College is worth it if you have these six experiences
Brandon Busteed Executive director, Gallup Education April 17, 2015
A college degree is something Americans have always valued. Even Americans without a college degree believe that education beyond high school is important. But recent Gallup research indicates that 25% of all college graduates in the US fail to thrive in their overall careers and lives. Gallup has found six elements of emotional support and experiential learning in college that are correlated with long-term career and life success, and one-quarter of college graduates—who otherwise met the academic standards to get a diploma—missed out on all six of these critical elements. These graduates’ outcomes—compared with those who hit all six—are so drastically worse off that it calls into question the value of their collegiate experience.

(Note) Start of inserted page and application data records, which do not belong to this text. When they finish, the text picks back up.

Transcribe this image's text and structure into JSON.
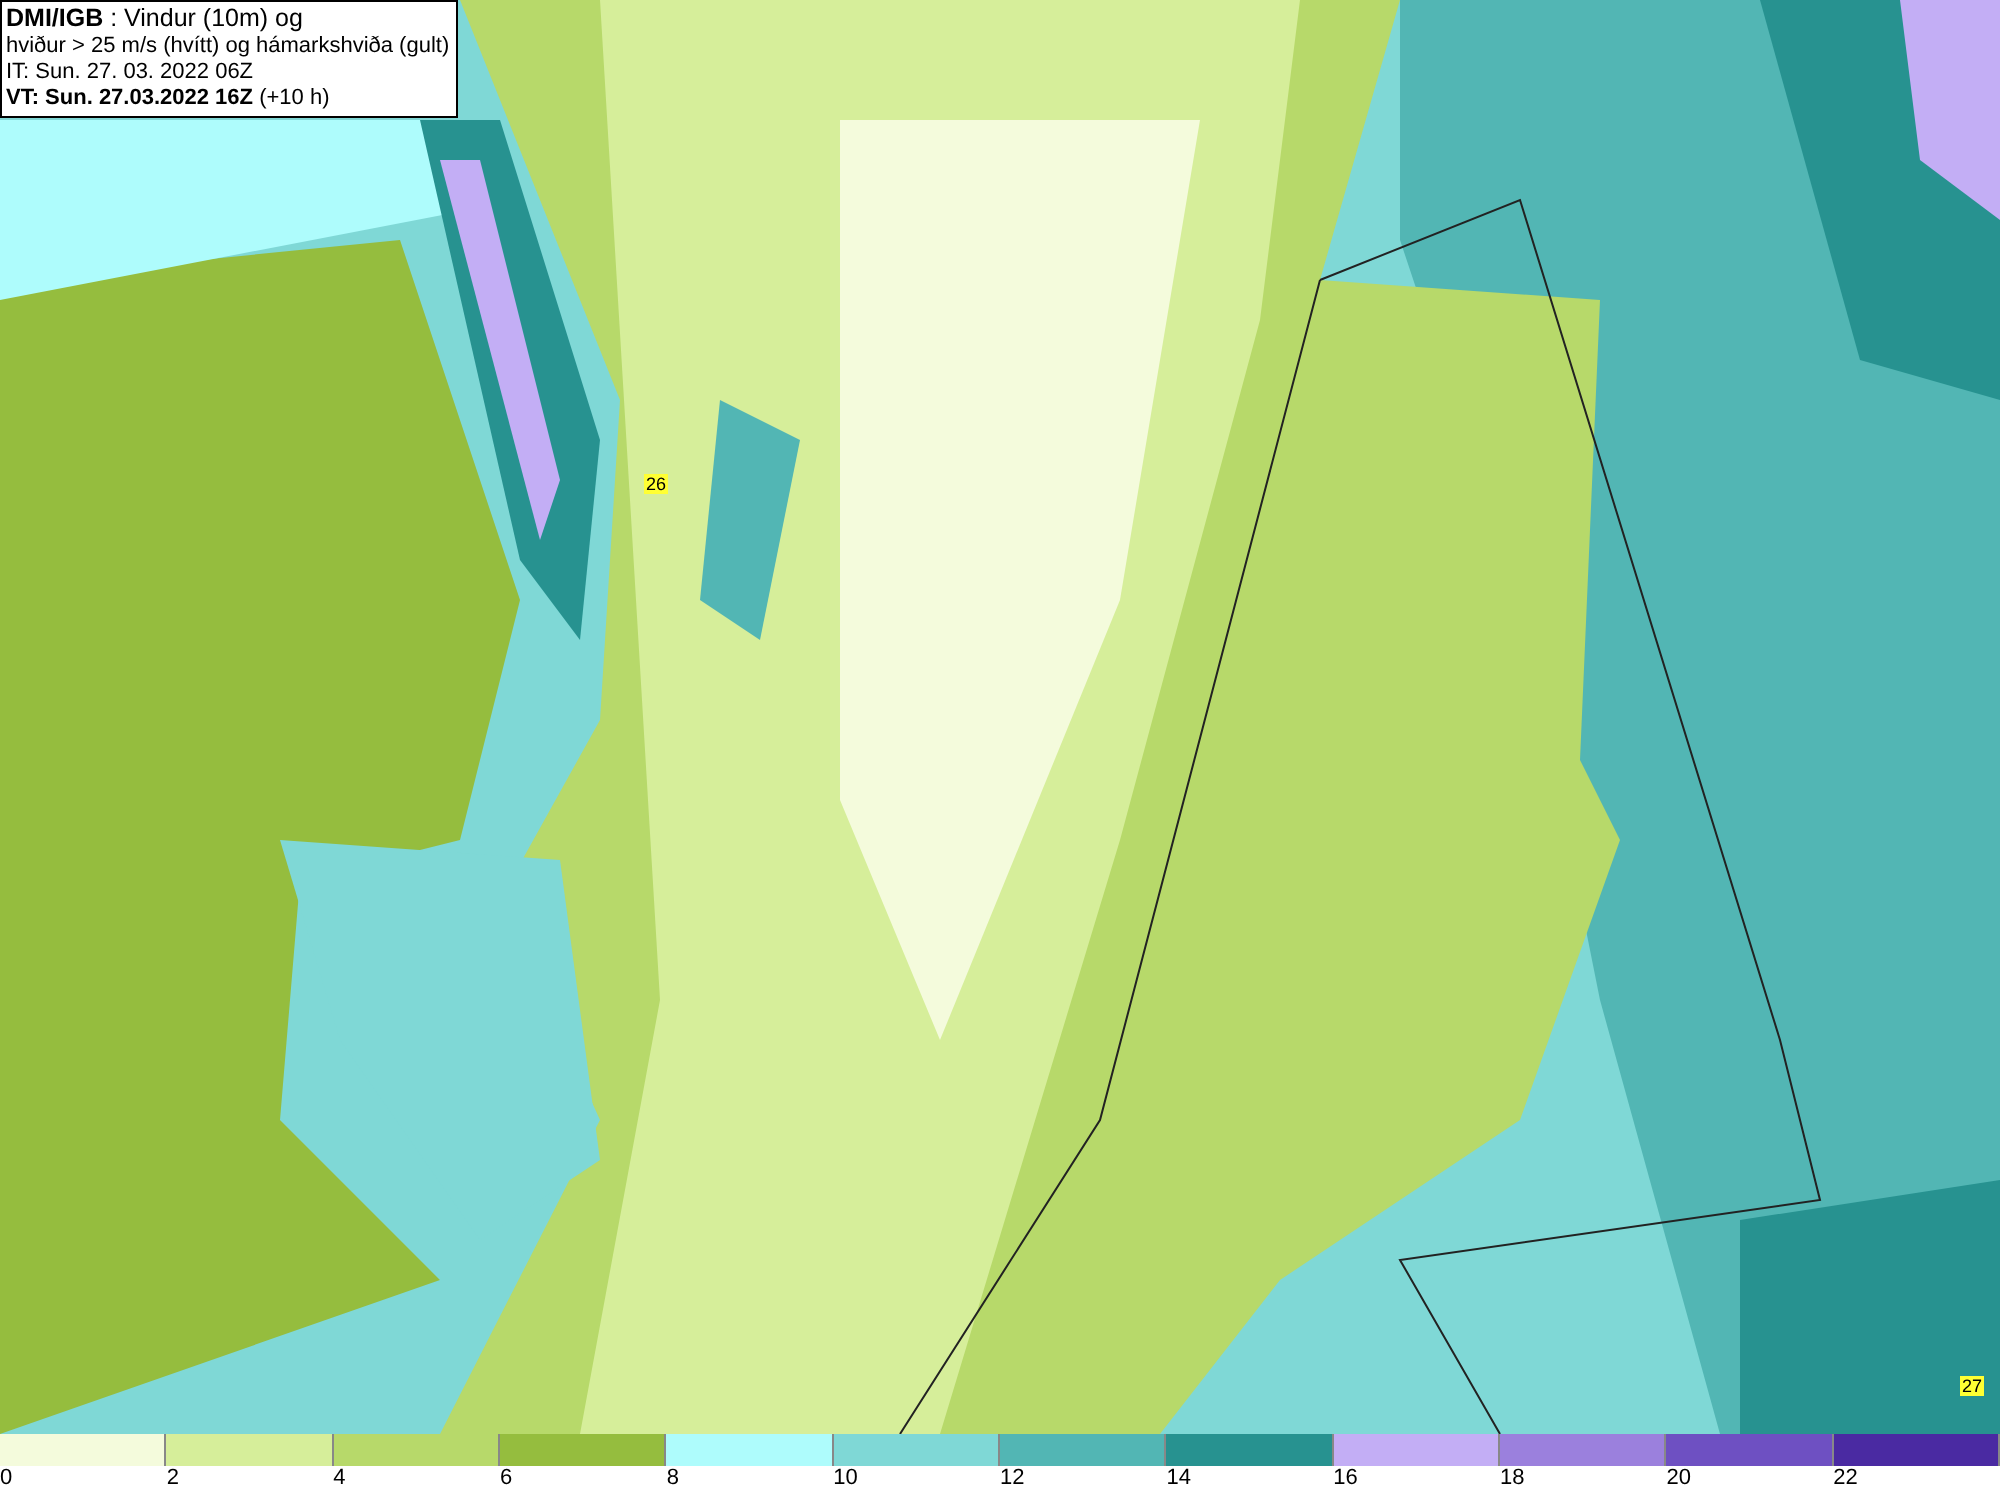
{
  "title_box": {
    "lines": [
      "**DMI/IGB** : Vindur (10m) og",
      "hviður > 25 m/s (hvítt) og hámarkshviða (gult)",
      "IT: Sun. 27. 03. 2022 06Z",
      "**VT: Sun. 27.03.2022 16Z** (+10 h)"
    ]
  },
  "map": {
    "gust_labels": [
      "26",
      "27"
    ]
  },
  "legend": [
    {
      "label": "0",
      "color": "#f4fbdc"
    },
    {
      "label": "2",
      "color": "#d6ee9a"
    },
    {
      "label": "4",
      "color": "#b7d96a"
    },
    {
      "label": "6",
      "color": "#95bd3e"
    },
    {
      "label": "8",
      "color": "#aefcfc"
    },
    {
      "label": "10",
      "color": "#7fd8d6"
    },
    {
      "label": "12",
      "color": "#52b6b4"
    },
    {
      "label": "14",
      "color": "#279290"
    },
    {
      "label": "16",
      "color": "#c3aef5"
    },
    {
      "label": "18",
      "color": "#9b80dd"
    },
    {
      "label": "20",
      "color": "#6e50c2"
    },
    {
      "label": "22",
      "color": "#4a2aa2"
    }
  ]
}
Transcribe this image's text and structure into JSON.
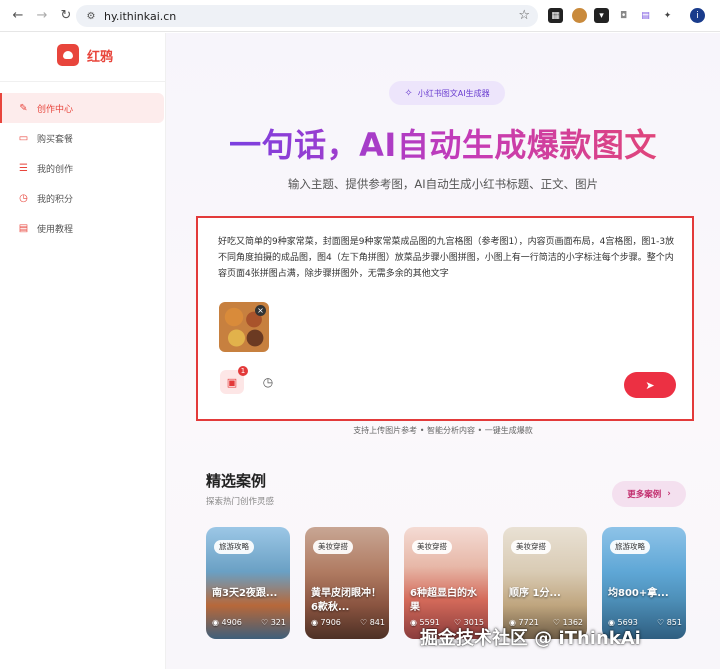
{
  "browser": {
    "url": "hy.ithinkai.cn",
    "icons": [
      "back-icon",
      "forward-icon",
      "reload-icon",
      "site-settings-icon",
      "bookmark-star-icon",
      "extensions-icon"
    ]
  },
  "sidebar": {
    "logo_text": "红鸦",
    "items": [
      {
        "label": "创作中心",
        "icon": "edit-icon",
        "active": true
      },
      {
        "label": "购买套餐",
        "icon": "wallet-icon",
        "active": false
      },
      {
        "label": "我的创作",
        "icon": "list-icon",
        "active": false
      },
      {
        "label": "我的积分",
        "icon": "clock-icon",
        "active": false
      },
      {
        "label": "使用教程",
        "icon": "document-icon",
        "active": false
      }
    ]
  },
  "main": {
    "badge": "小红书图文AI生成器",
    "headline": "一句话，AI自动生成爆款图文",
    "subtitle": "输入主题、提供参考图，AI自动生成小红书标题、正文、图片",
    "prompt": "好吃又简单的9种家常菜，封面图是9种家常菜成品图的九宫格图（参考图1），内容页画面布局，4宫格图，图1-3放不同角度拍摄的成品图，图4（左下角拼图）放菜品步骤小图拼图，小图上有一行简洁的小字标注每个步骤。整个内容页面4张拼图占满，除步骤拼图外，无需多余的其他文字",
    "image_count": "1",
    "hint": "支持上传图片参考 • 智能分析内容 • 一键生成爆款",
    "cases_title": "精选案例",
    "cases_subtitle": "探索热门创作灵感",
    "more_label": "更多案例",
    "cards": [
      {
        "tag": "旅游攻略",
        "title": "南3天2夜跟...",
        "views": "4906",
        "likes": "321"
      },
      {
        "tag": "美妆穿搭",
        "title": "黄早皮闭眼冲！6款秋...",
        "views": "7906",
        "likes": "841"
      },
      {
        "tag": "美妆穿搭",
        "title": "6种超显白的水果",
        "views": "5591",
        "likes": "3015"
      },
      {
        "tag": "美妆穿搭",
        "title": "顺序 1分...",
        "views": "7721",
        "likes": "1362"
      },
      {
        "tag": "旅游攻略",
        "title": "均800+拿...",
        "views": "5693",
        "likes": "851"
      }
    ]
  },
  "watermark": "掘金技术社区 @ iThinkAi"
}
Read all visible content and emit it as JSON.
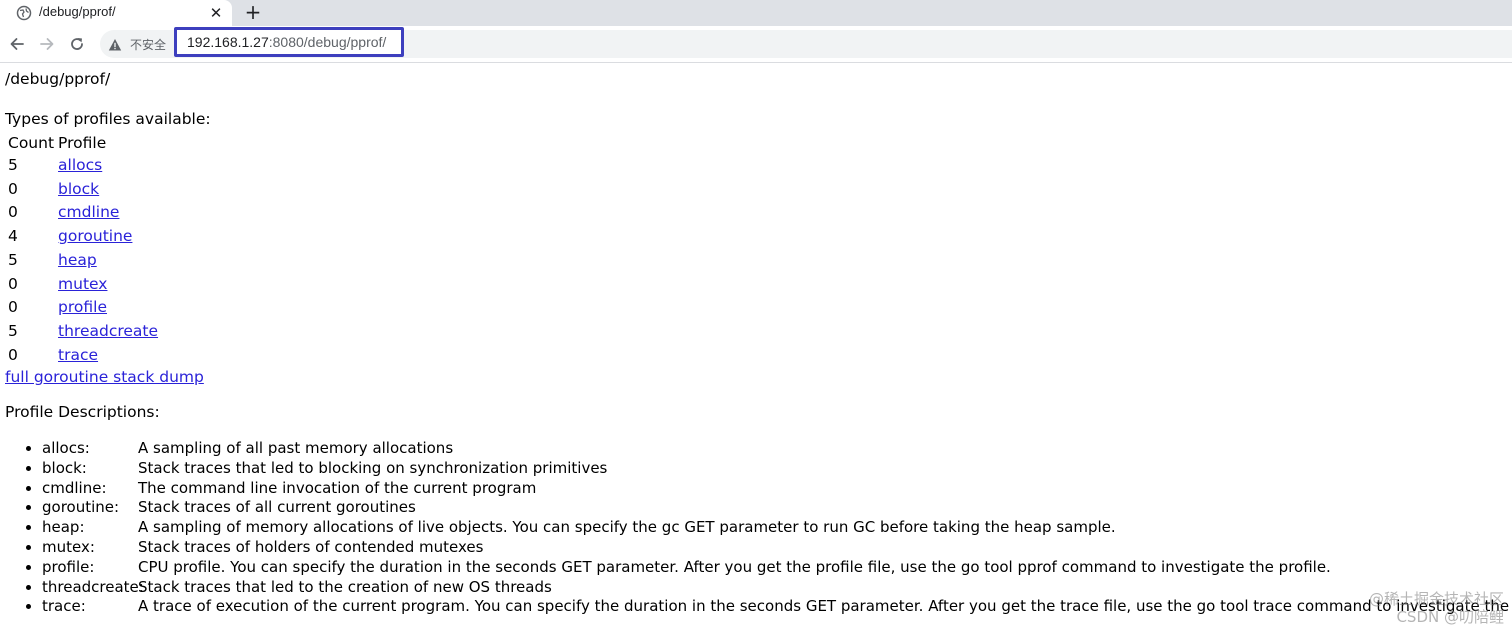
{
  "browser": {
    "tab_title": "/debug/pprof/",
    "tab_close_icon": "close-icon",
    "new_tab_icon": "plus-icon",
    "security_text": "不安全",
    "url_host": "192.168.1.27",
    "url_rest": ":8080/debug/pprof/",
    "highlight_color": "#3d3fbe"
  },
  "page": {
    "heading": "/debug/pprof/",
    "types_label": "Types of profiles available:",
    "table_headers": {
      "count": "Count",
      "profile": "Profile"
    },
    "profiles": [
      {
        "count": "5",
        "name": "allocs"
      },
      {
        "count": "0",
        "name": "block"
      },
      {
        "count": "0",
        "name": "cmdline"
      },
      {
        "count": "4",
        "name": "goroutine"
      },
      {
        "count": "5",
        "name": "heap"
      },
      {
        "count": "0",
        "name": "mutex"
      },
      {
        "count": "0",
        "name": "profile"
      },
      {
        "count": "5",
        "name": "threadcreate"
      },
      {
        "count": "0",
        "name": "trace"
      }
    ],
    "full_dump_link": "full goroutine stack dump",
    "descriptions_title": "Profile Descriptions:",
    "descriptions": [
      {
        "name": "allocs:",
        "text": "A sampling of all past memory allocations"
      },
      {
        "name": "block:",
        "text": "Stack traces that led to blocking on synchronization primitives"
      },
      {
        "name": "cmdline:",
        "text": "The command line invocation of the current program"
      },
      {
        "name": "goroutine:",
        "text": "Stack traces of all current goroutines"
      },
      {
        "name": "heap:",
        "text": "A sampling of memory allocations of live objects. You can specify the gc GET parameter to run GC before taking the heap sample."
      },
      {
        "name": "mutex:",
        "text": "Stack traces of holders of contended mutexes"
      },
      {
        "name": "profile:",
        "text": "CPU profile. You can specify the duration in the seconds GET parameter. After you get the profile file, use the go tool pprof command to investigate the profile."
      },
      {
        "name": "threadcreate:",
        "text": "Stack traces that led to the creation of new OS threads"
      },
      {
        "name": "trace:",
        "text": "A trace of execution of the current program. You can specify the duration in the seconds GET parameter. After you get the trace file, use the go tool trace command to investigate the trace."
      }
    ],
    "link_color": "#2a22d8"
  },
  "watermark": {
    "line1": "@稀土掘金技术社区",
    "line2": "CSDN @叨陪鲤"
  }
}
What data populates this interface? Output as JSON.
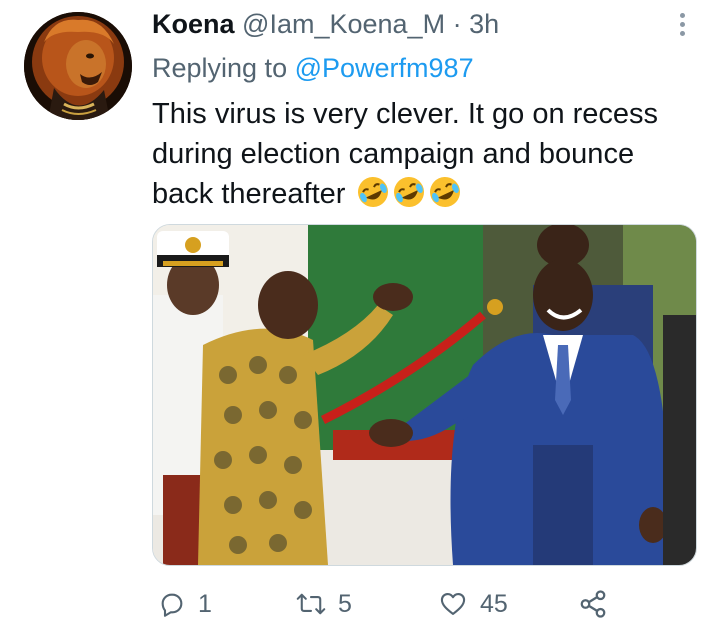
{
  "tweet": {
    "author_name": "Koena",
    "author_handle": "@Iam_Koena_M",
    "separator": "·",
    "time": "3h",
    "replying_prefix": "Replying to",
    "replying_to": "@Powerfm987",
    "text": "This virus is very clever. It go on recess during election campaign and bounce back thereafter",
    "emoji": [
      "rolling-on-floor-laughing",
      "rolling-on-floor-laughing",
      "rolling-on-floor-laughing"
    ]
  },
  "actions": {
    "reply_count": "1",
    "retweet_count": "5",
    "like_count": "45"
  },
  "icons": {
    "more": "more-vertical-icon",
    "reply": "reply-icon",
    "retweet": "retweet-icon",
    "like": "heart-icon",
    "share": "share-icon"
  },
  "colors": {
    "link": "#1d9bf0",
    "secondary_text": "#536471",
    "primary_text": "#0f1419"
  }
}
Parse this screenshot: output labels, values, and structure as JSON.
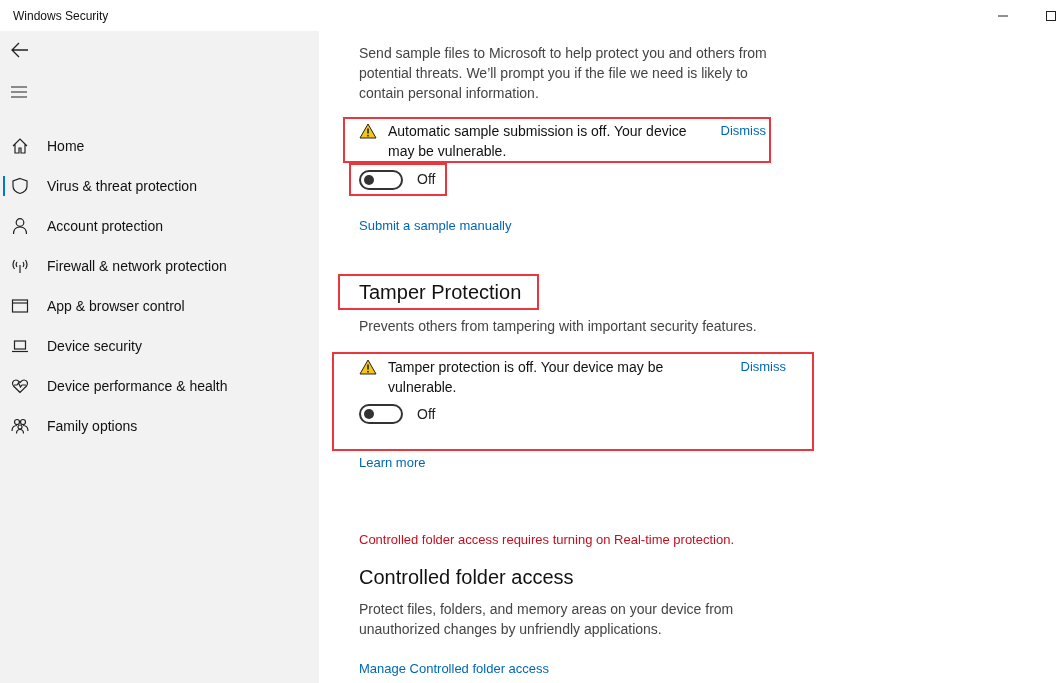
{
  "window": {
    "title": "Windows Security"
  },
  "sidebar": {
    "items": [
      {
        "label": "Home",
        "selected": false
      },
      {
        "label": "Virus & threat protection",
        "selected": true
      },
      {
        "label": "Account protection",
        "selected": false
      },
      {
        "label": "Firewall & network protection",
        "selected": false
      },
      {
        "label": "App & browser control",
        "selected": false
      },
      {
        "label": "Device security",
        "selected": false
      },
      {
        "label": "Device performance & health",
        "selected": false
      },
      {
        "label": "Family options",
        "selected": false
      }
    ]
  },
  "sections": [
    {
      "description": "Send sample files to Microsoft to help protect you and others from potential threats. We’ll prompt you if the file we need is likely to contain personal information.",
      "warning": {
        "text": "Automatic sample submission is off. Your device may be vulnerable.",
        "dismiss": "Dismiss",
        "highlighted": true
      },
      "toggle": {
        "on": false,
        "label": "Off",
        "highlighted": true
      },
      "link": "Submit a sample manually"
    },
    {
      "heading": {
        "text": "Tamper Protection",
        "highlighted": true
      },
      "description": "Prevents others from tampering with important security features.",
      "warning": {
        "text": "Tamper protection is off. Your device may be vulnerable.",
        "dismiss": "Dismiss",
        "highlighted": true,
        "toggle": {
          "on": false,
          "label": "Off"
        }
      },
      "link": "Learn more"
    },
    {
      "error": "Controlled folder access requires turning on Real-time protection.",
      "heading": {
        "text": "Controlled folder access",
        "highlighted": false
      },
      "description": "Protect files, folders, and memory areas on your device from unauthorized changes by unfriendly applications.",
      "link": "Manage Controlled folder access"
    }
  ]
}
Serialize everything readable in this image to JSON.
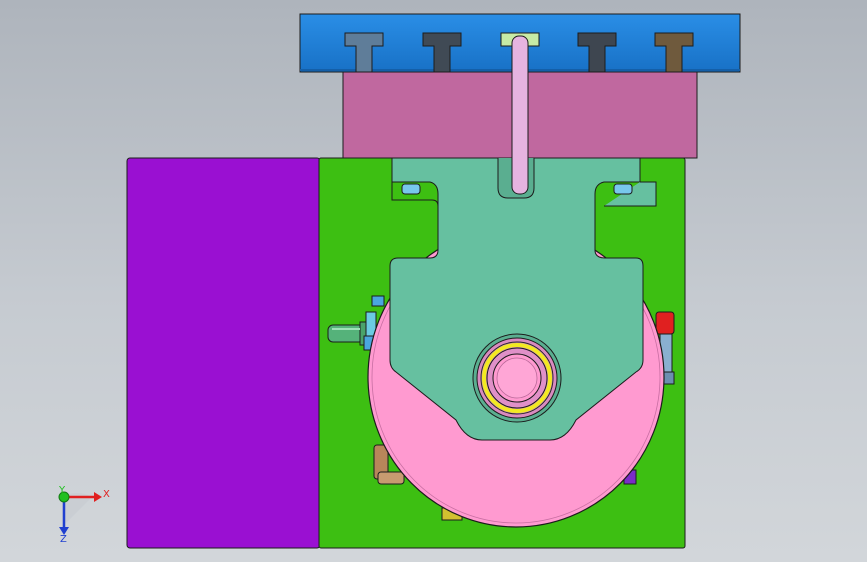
{
  "viewport": {
    "background_top": "#aeb4bc",
    "background_bottom": "#d2d6da"
  },
  "colors": {
    "top_plate": "#1e7fd8",
    "top_plate_dark": "#145fa8",
    "mid_block": "#c0689f",
    "base_plate": "#3dbf12",
    "side_plate": "#9a10d2",
    "bracket": "#66c0a0",
    "disk": "#ff9ad0",
    "bearing_ring": "#f2ea22",
    "outline": "#1c1c1c"
  },
  "t_slot_colors": [
    "#5f7d99",
    "#404a55",
    "#c7eaa6",
    "#3e4650",
    "#6f5a3d"
  ],
  "triad": {
    "x_label": "X",
    "y_label": "Y",
    "z_label": "Z",
    "x_color": "#e02020",
    "y_color": "#20c020",
    "z_color": "#2040d0",
    "icon": "coordinate-triad-icon"
  }
}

The Gallup-Purdue Index—a massive study of 30,000 college graduates in the US—measured the degree to which graduates were engaged in their work and thriving in their purpose, social, financial, community, and physical well-being. These measures of workplace engagement and well-being are important because they are predictive of critical outcomes such as worker productivity, absenteeism, and healthcare cost burden, among many others. Beyond simply measuring graduates’ earnings—an important but very narrow measure of success—Gallup looked at the whole picture. Using these broader and arguably more important outcome measures, Gallup has found that simply getting a degree is not enough.
A degree has always been a marker of accomplishment—something that conveys value to the degree holder, employers, and society. Through the lens of Gallup’s research, it’s still true that a college degree is worth its weight in gold, but only for those graduates (and their alma maters) who made the most of their higher education experience as students. Graduates who strongly agree they had the following six experiences in college—which Gallup refers to as the “Big Six”—perform markedly better on every measure of long-term success compared with graduates who missed the mark on these experiences:
1. a professor who made them excited about learning 2. professors who cared about them as a person 3. a mentor who encouraged them to pursue their goals and dreams 4. worked on a long-term project 5. had a job or internship where they applied what they were learning 6. were extremely involved in extra-curricular activities
Graduates who hit the mark on experiencing the “Big Six” are significantly more likely than those who didn’t to strongly agree college prepared them for life outside of college, to be considered “thriving” in all five elements of well-being and to be engaged at work. And the percentage of those who finished their degree in four years or less is significantly higher among those who experienced the “Big Six” than among those who did not, 75% vs. 61% respectively. Keep in mind, these are all college graduates here. The differences in their outcomes, though, is astounding.
Is a college degree worth it? The good news is that for most college graduates the answer is: “yes.” But only if they made the most of it. For those who didn’t—which is a whopping 25% of all graduates—it’s a very different answer. This finding doesn’t in any way devalue higher education. But it does force us all to get serious about how we maximize the opportunity of higher education.
It starts with changing what we believe. If we believe a college degree is an automatic ticket to a better career and life, we fail. Students, parents, higher education staff and faculty, and employers need to work hard to ensure we are collectively making the most of it. If we believe the only measure of success is salary, we fail. There is so much more value to college than what we are systematically measuring now. We ought to pay careful attention to these less traditional measures and the things that correlate with them.
If we are concerned about graduates’ feelings of preparedness for the real world, their engagement in their work, their overall well-being and their on-time graduation rates, then we ought to redesign what the requirements of graduation entail. If it’s merely course credits and exams—without any of the crucial emotional support and experiential learning—we fail. The good news is we have an idea of what the winning formula looks like. Now we need to help parents and students understand how to make the most of college, and redesign accreditation and higher education values, models, and reward systems accordingly.